But if your garden is devoid of prey, they will keep on moving.
In a sense, this is a good thing because it means your garden has few pests to harm the plants.
Sac spiders need places to hide, while orb weavers need some type of structure to hold together the webs that it creates.
But there are a few things you can do to maximize the chances of spiders finding their way to your garden.
- Plants: Include a few plants that will attract unwanted pests
- Mulch: This creates more humidity in the soil, which spiders enjoy
- Residue: Crop residue should be left in the grass during the winter to attract spiders
- Avoid Pesticides: What kills the pests will also drive away the spiders
It may seem counterintuitive to have plants that attract pests, but they will bring in the spiders to consume them.
While doing so,, make sure you put the plants on one side of the garden away from your most valuable plants.
Other Related Questions:
Can you buy garden spiders?
Garden spiders are mostly native to North America that can extend southward into Central America and northward into the southern regions of Canada.
Just in case you find it troublesome to attract the garden spiders, there are few options available online where you can buy them.
When purchased, these spiders can be shipped directly to your address for usage in your vegetable garden, lawn, or landscape.
Are garden spiders poisonous?
No, garden spiders are neither poisonous nor venomous.
Although many people fear black and yellow garden spiders because of their large size and bright colors, these spiders are not dangerous for humans or pets.
They are also not very aggressive and aren’t known to bite humans unless touched or injured – usually, they prefer to flee rather than bite an intruder.

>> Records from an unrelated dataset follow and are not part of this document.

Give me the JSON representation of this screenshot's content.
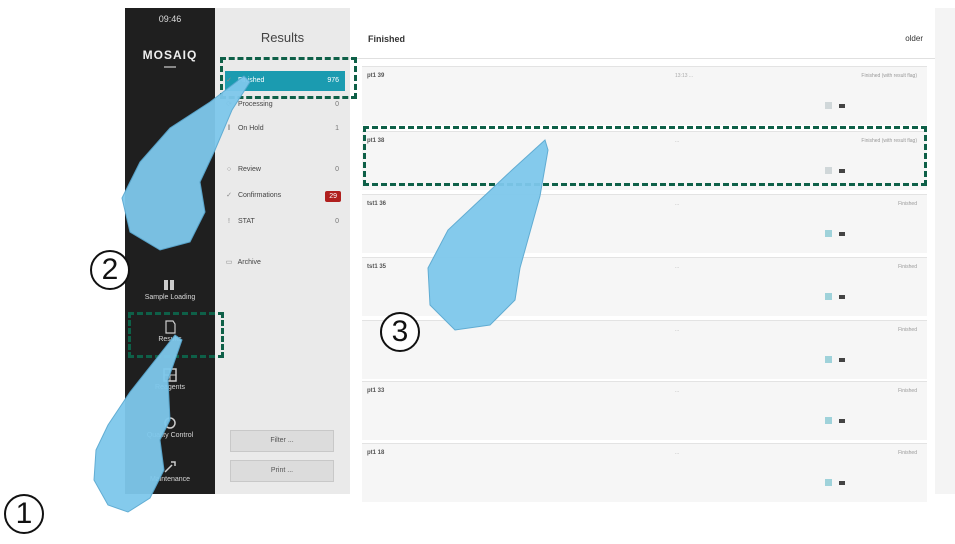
{
  "sidebar": {
    "time": "09:46",
    "logo": "MOSAIQ",
    "items": [
      {
        "label": "Sample Loading",
        "icon": "sample-loading-icon"
      },
      {
        "label": "Results",
        "icon": "results-icon"
      },
      {
        "label": "Reagents",
        "icon": "reagents-icon"
      },
      {
        "label": "Quality Control",
        "icon": "quality-control-icon"
      },
      {
        "label": "Maintenance",
        "icon": "maintenance-icon"
      }
    ]
  },
  "results": {
    "title": "Results",
    "items": [
      {
        "label": "Finished",
        "count": "976",
        "active": true
      },
      {
        "label": "Processing",
        "count": "0"
      },
      {
        "label": "On Hold",
        "count": "1"
      },
      {
        "label": "Review",
        "count": "0"
      },
      {
        "label": "Confirmations",
        "count": "29",
        "badge": true
      },
      {
        "label": "STAT",
        "count": "0"
      },
      {
        "label": "Archive",
        "count": ""
      }
    ],
    "filter_label": "Filter ...",
    "print_label": "Print ..."
  },
  "main": {
    "title": "Finished",
    "older_label": "older",
    "rows": [
      {
        "id": "pt1 39",
        "date": "13:13 ...",
        "status": "Finished (with result flag)"
      },
      {
        "id": "pt1 38",
        "date": "...",
        "status": "Finished (with result flag)"
      },
      {
        "id": "tst1 36",
        "date": "...",
        "status": "Finished"
      },
      {
        "id": "tst1 35",
        "date": "...",
        "status": "Finished"
      },
      {
        "id": "",
        "date": "...",
        "status": "Finished"
      },
      {
        "id": "pt1 33",
        "date": "...",
        "status": "Finished"
      },
      {
        "id": "pt1 18",
        "date": "...",
        "status": "Finished"
      }
    ]
  },
  "steps": [
    "1",
    "2",
    "3"
  ],
  "colors": {
    "accent": "#1b9bb0",
    "highlight_dash": "#0e6048",
    "glove": "#7ec8ec",
    "badge": "#b0201e"
  }
}
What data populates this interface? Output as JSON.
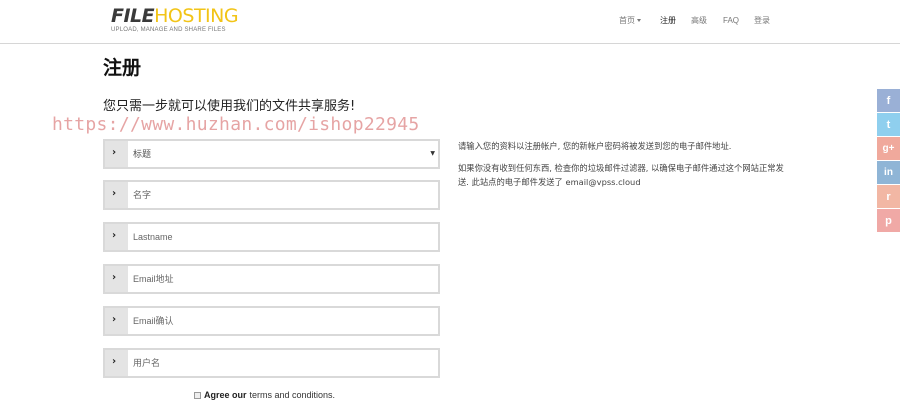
{
  "logo": {
    "part1": "FILE",
    "part2": "HOSTING",
    "tagline": "UPLOAD, MANAGE AND SHARE FILES"
  },
  "nav": {
    "home": "首页",
    "register": "注册",
    "premium": "高级",
    "faq": "FAQ",
    "login": "登录"
  },
  "page": {
    "title": "注册",
    "subtitle": "您只需一步就可以使用我们的文件共享服务!"
  },
  "watermark": "https://www.huzhan.com/ishop22945",
  "form": {
    "title_select": {
      "value": "标题"
    },
    "first_name": {
      "placeholder": "名字"
    },
    "last_name": {
      "placeholder": "Lastname"
    },
    "email": {
      "placeholder": "Email地址"
    },
    "email_confirm": {
      "placeholder": "Email确认"
    },
    "username": {
      "placeholder": "用户名"
    },
    "agree": {
      "prefix": "Agree our",
      "link": "terms and conditions."
    }
  },
  "info": {
    "line1": "请输入您的资料以注册帐户, 您的新帐户密码将被发送到您的电子邮件地址.",
    "line2": "如果你没有收到任何东西, 检查你的垃圾邮件过滤器, 以确保电子邮件通过这个网站正常发送. 此站点的电子邮件发送了 email@vpss.cloud"
  },
  "social": [
    {
      "icon": "facebook-icon",
      "glyph": "f",
      "color": "#9ab0d6"
    },
    {
      "icon": "twitter-icon",
      "glyph": "t",
      "color": "#8fcfee"
    },
    {
      "icon": "google-plus-icon",
      "glyph": "g+",
      "color": "#f0a99c"
    },
    {
      "icon": "linkedin-icon",
      "glyph": "in",
      "color": "#8fb5d6"
    },
    {
      "icon": "reddit-icon",
      "glyph": "r",
      "color": "#f2b7a4"
    },
    {
      "icon": "pinterest-icon",
      "glyph": "p",
      "color": "#f0a9a6"
    }
  ]
}
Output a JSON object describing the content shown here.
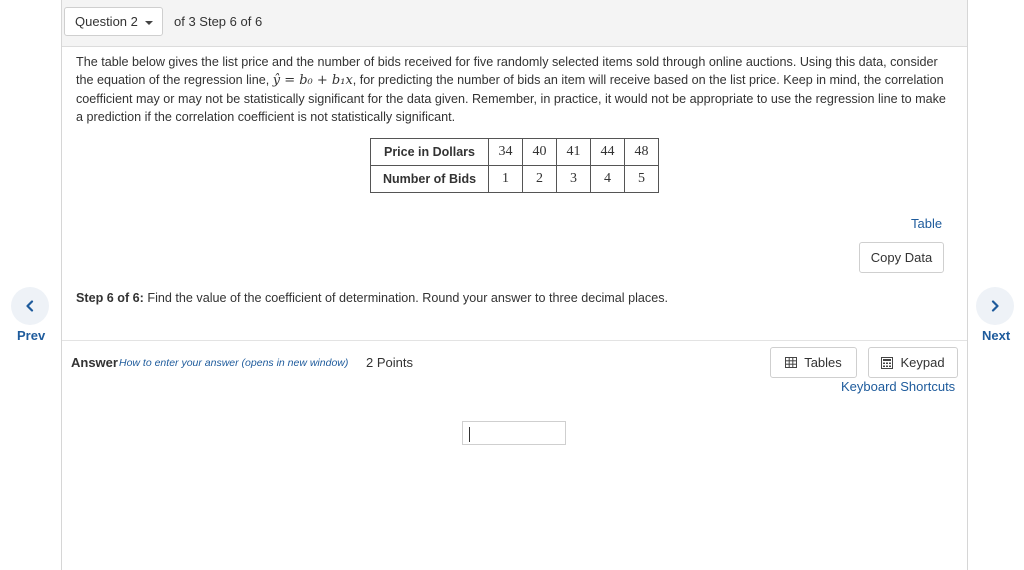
{
  "header": {
    "question_select": "Question 2",
    "step_info": "of 3 Step 6 of 6"
  },
  "problem": {
    "text_before_eq": "The table below gives the list price and the number of bids received for five randomly selected items sold through online auctions. Using this data, consider the equation of the regression line, ",
    "equation": "ŷ = b₀ + b₁x",
    "text_after_eq": ", for predicting the number of bids an item will receive based on the list price. Keep in mind, the correlation coefficient may or may not be statistically significant for the data given. Remember, in practice, it would not be appropriate to use the regression line to make a prediction if the correlation coefficient is not statistically significant."
  },
  "data_table": {
    "rows": [
      {
        "header": "Price in Dollars",
        "values": [
          "34",
          "40",
          "41",
          "44",
          "48"
        ]
      },
      {
        "header": "Number of Bids",
        "values": [
          "1",
          "2",
          "3",
          "4",
          "5"
        ]
      }
    ]
  },
  "table_link": "Table",
  "copy_data_label": "Copy Data",
  "step": {
    "label": "Step 6 of 6:",
    "text": " Find the value of the coefficient of determination. Round your answer to three decimal places."
  },
  "answer": {
    "label": "Answer",
    "howto_link": "How to enter your answer (opens in new window)",
    "points": "2 Points",
    "value": ""
  },
  "tools": {
    "tables_label": "Tables",
    "keypad_label": "Keypad",
    "keyboard_shortcuts": "Keyboard Shortcuts"
  },
  "nav": {
    "prev_label": "Prev",
    "next_label": "Next"
  },
  "colors": {
    "link": "#1e5b9c",
    "nav_circle": "#eef2f7"
  }
}
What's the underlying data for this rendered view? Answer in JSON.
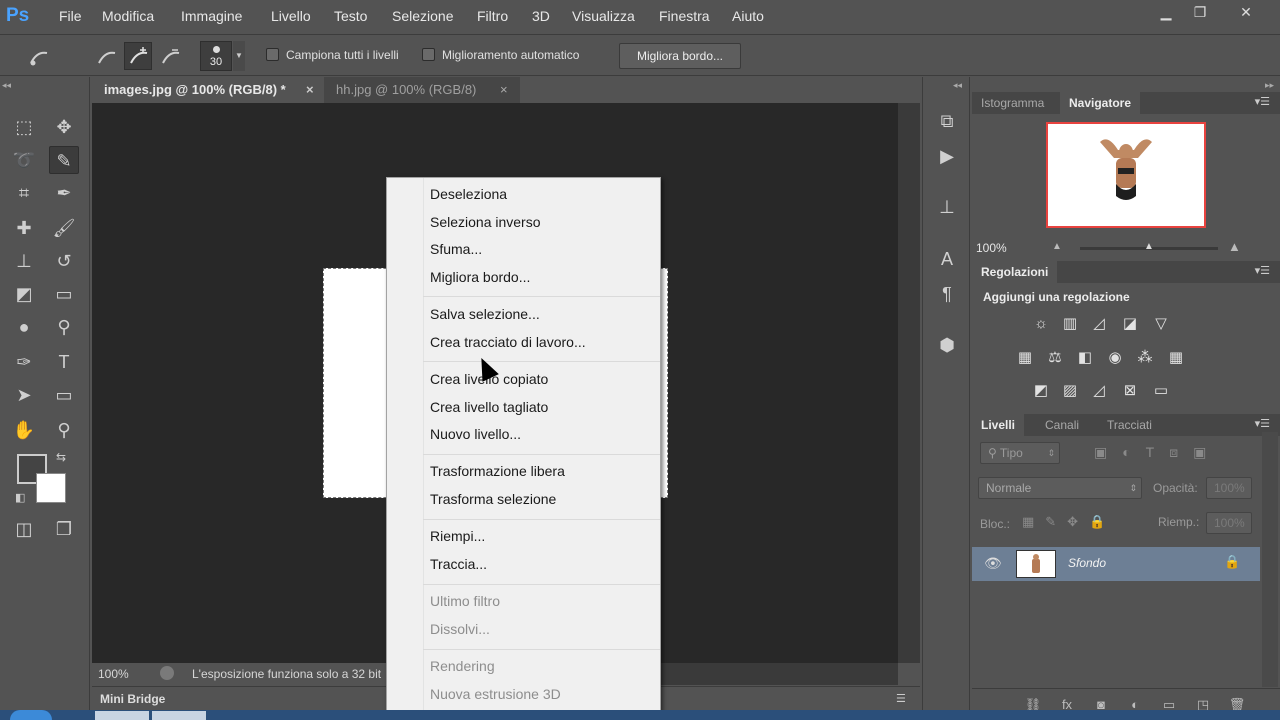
{
  "app": {
    "logo": "Ps"
  },
  "menubar": {
    "items": [
      "File",
      "Modifica",
      "Immagine",
      "Livello",
      "Testo",
      "Selezione",
      "Filtro",
      "3D",
      "Visualizza",
      "Finestra",
      "Aiuto"
    ]
  },
  "window_controls": {
    "minimize": "▁",
    "restore": "❐",
    "close": "✕"
  },
  "options": {
    "brush_size": "30",
    "sample_all_label": "Campiona tutti i livelli",
    "auto_enhance_label": "Miglioramento automatico",
    "refine_edge_button": "Migliora bordo..."
  },
  "tabs": [
    {
      "label": "images.jpg @ 100% (RGB/8) *",
      "close": "×"
    },
    {
      "label": "hh.jpg @ 100% (RGB/8)",
      "close": "×"
    }
  ],
  "status": {
    "zoom": "100%",
    "message": "L'esposizione funziona solo a 32 bit"
  },
  "mini_bridge": {
    "label": "Mini Bridge"
  },
  "context_menu": {
    "groups": [
      [
        "Deseleziona",
        "Seleziona inverso",
        "Sfuma...",
        "Migliora bordo..."
      ],
      [
        "Salva selezione...",
        "Crea tracciato di lavoro..."
      ],
      [
        "Crea livello copiato",
        "Crea livello tagliato",
        "Nuovo livello..."
      ],
      [
        "Trasformazione libera",
        "Trasforma selezione"
      ],
      [
        "Riempi...",
        "Traccia..."
      ],
      [
        "Ultimo filtro",
        "Dissolvi..."
      ],
      [
        "Rendering",
        "Nuova estrusione 3D"
      ]
    ],
    "disabled": [
      "Ultimo filtro",
      "Dissolvi...",
      "Rendering",
      "Nuova estrusione 3D"
    ]
  },
  "navigator": {
    "tabs": [
      "Istogramma",
      "Navigatore"
    ],
    "active_tab": "Navigatore",
    "zoom": "100%"
  },
  "adjustments": {
    "tab": "Regolazioni",
    "heading": "Aggiungi una regolazione"
  },
  "layers": {
    "tabs": [
      "Livelli",
      "Canali",
      "Tracciati"
    ],
    "active_tab": "Livelli",
    "filter_kind": "Tipo",
    "blend_mode": "Normale",
    "opacity_label": "Opacità:",
    "opacity_value": "100%",
    "lock_label": "Bloc.:",
    "fill_label": "Riemp.:",
    "fill_value": "100%",
    "items": [
      {
        "name": "Sfondo",
        "visible": true,
        "locked": true
      }
    ]
  },
  "colors": {
    "accent_selection": "#6d7f95",
    "thumb_border": "#e8433f",
    "ps_logo": "#4aa3ff"
  }
}
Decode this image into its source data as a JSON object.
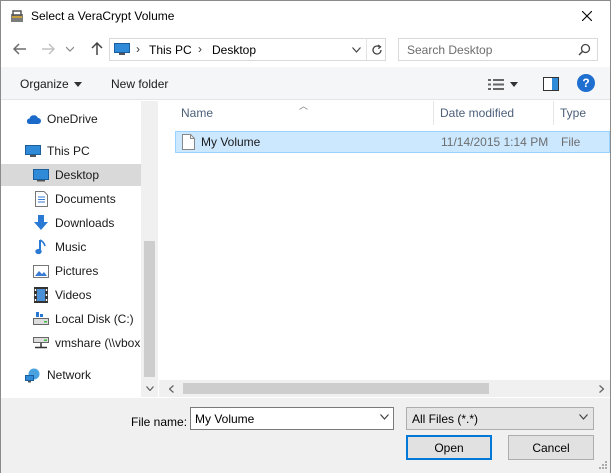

The pain you feel from a yellow garden spider bite is similar to a bee sting which is less painful than a wasp.
Do garden spiders come into the house?
The garden spiders prefer to remain outdoor, and they do not invade houses.
But if they invade homes, they may frighten residents, especially small children.
Their large orb webs can sometimes be troublesome to people near main entrances, windows, or walkways.
So, the next time you see spiders, help them relocate to areas far from human traffic and give them a wide enough berth to let them do their job.
Overall, garden spiders are beneficial and should not be killed.
Given that almost all spiders are relatively harmless and provide great benefits to your property, leaving them alone as best is always the right choice.
For the times you need to work in your garden, you can minimize contact by wearing gloves and long sleeves to avoid small bites.
Welcome to ProShieldPest.com. I am Tina Jones. I have been working as a pest removal professional in Winslow, Arizona lately. At present, I love to spend my time with my family as a retiree.
Here I share all my knowledge and experiences to help people understand better how they can stop pests at their homes without actually killing them. Hopefully, the information you will find here will help in safeguarding your home! You can check more about me here.